Michael Bloomberg had to be smiling when he saw the returns from Dixville Notch — American’s most famous election precinct — showing that he had the support of three of the five midnight voters with write-ins on both the Democratic (2) and Republican (1) ballots.
Actually, Bloomberg would have been smiling if not for another story — the leak of audio from a speech he gave at the Aspen Institute in 2015, in which he addressed the challenge of crime in minority neighborhoods and his “stop-and-frisk” approach.
“Controversial, but, first thing is…95 percent of your murders and murderers and murder victims fit one M.O., You can just take the description and Xerox it and pass it out to all the cops. They are male minorities 15 to 25,” he said. “That’s true in New York, that’s true in virtually every city in America. And that’s where the real crime is. You’ve got to get the guns out of the hands of the people that are getting killed.”
“The first thing you can do to help that group is keep people alive,” Bloomberg added.
The release of this audio on the day of the N.H. primary is viewed as an attack from one of Bloomberg’s fellow Democrats worried about his cash-powered rise in the polls. And “stop-and-frisk” is a legit issue for political debate with understandable resonance among voters of color.
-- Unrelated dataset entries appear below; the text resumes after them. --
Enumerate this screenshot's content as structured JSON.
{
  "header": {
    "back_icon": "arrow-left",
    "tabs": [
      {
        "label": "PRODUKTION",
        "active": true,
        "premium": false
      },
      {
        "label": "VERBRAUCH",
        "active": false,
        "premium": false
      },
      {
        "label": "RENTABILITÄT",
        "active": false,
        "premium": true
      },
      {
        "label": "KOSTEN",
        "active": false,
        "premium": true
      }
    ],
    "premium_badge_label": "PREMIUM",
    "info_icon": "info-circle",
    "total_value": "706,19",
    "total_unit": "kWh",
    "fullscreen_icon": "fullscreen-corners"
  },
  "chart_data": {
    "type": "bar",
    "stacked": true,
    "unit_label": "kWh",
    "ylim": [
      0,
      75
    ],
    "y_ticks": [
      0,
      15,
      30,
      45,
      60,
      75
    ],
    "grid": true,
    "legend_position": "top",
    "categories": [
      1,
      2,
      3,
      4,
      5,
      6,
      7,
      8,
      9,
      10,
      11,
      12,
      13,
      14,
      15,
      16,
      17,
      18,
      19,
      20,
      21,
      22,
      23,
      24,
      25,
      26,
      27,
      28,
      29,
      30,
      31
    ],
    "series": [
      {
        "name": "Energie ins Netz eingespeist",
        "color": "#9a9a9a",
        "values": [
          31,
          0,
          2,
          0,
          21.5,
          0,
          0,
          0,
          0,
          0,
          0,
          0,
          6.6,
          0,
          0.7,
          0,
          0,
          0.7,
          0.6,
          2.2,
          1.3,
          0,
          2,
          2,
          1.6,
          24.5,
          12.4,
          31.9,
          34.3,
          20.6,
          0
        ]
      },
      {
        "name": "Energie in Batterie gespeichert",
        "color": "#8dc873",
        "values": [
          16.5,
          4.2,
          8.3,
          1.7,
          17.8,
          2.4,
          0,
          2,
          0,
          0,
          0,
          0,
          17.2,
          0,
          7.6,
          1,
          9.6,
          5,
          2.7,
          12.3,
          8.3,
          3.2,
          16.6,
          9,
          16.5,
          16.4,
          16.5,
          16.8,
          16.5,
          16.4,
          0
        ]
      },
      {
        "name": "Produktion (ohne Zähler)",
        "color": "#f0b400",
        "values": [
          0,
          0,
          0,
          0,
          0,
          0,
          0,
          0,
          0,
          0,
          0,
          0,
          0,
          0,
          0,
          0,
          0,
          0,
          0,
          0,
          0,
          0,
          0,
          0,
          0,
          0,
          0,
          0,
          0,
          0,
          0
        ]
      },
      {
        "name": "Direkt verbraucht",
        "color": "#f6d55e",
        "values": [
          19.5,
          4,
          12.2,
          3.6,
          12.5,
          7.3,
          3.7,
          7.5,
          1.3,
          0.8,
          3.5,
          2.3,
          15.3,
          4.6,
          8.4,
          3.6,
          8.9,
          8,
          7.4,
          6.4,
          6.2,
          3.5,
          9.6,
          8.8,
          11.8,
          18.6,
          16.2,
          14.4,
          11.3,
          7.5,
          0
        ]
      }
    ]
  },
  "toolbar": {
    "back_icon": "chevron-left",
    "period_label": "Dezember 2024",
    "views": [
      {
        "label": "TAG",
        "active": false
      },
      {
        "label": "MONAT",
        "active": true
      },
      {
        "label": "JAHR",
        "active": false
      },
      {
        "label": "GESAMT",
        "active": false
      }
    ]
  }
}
The flip side, however, was seen in Portsmouth on Monday, when former U.S. senator and moderate Republican Kelly Ayotte and Gov. Chris Sununu joined Vice President Mike Pence for a “Cops for Trump” event. Ayotte is hardly a Trump booster, but the law-and-order issue is a good umbrella for them both.
And one of the biggest applause line at Monday night’s Manchester rally was Pence’s: “Cops are for Trump because Trump’s for cops!” So many off-duty cops were at Trump’s rally — may sporting “Cops for Trump” T-shirts — that a security worker for the SNHU arena was overheard by NHJournal saying: “This is the easiest event we’ve ever had. There are cops everywhere!”
Yes, the #BlackLivesMatter movement has made policing and allegations of racist police policies a front-and-center issue, but most Americans still like cops. The latest Gallup poll shows that the police, along with the military, are one of the most trusted institutions in the U.S.
Whoever the Democrats nominate to take on Trump in November, do they really want to concede the law-and-order issue to Trump? Is that a smart strategy for winning states like Pennsylvania, Michigan and New Hampshire?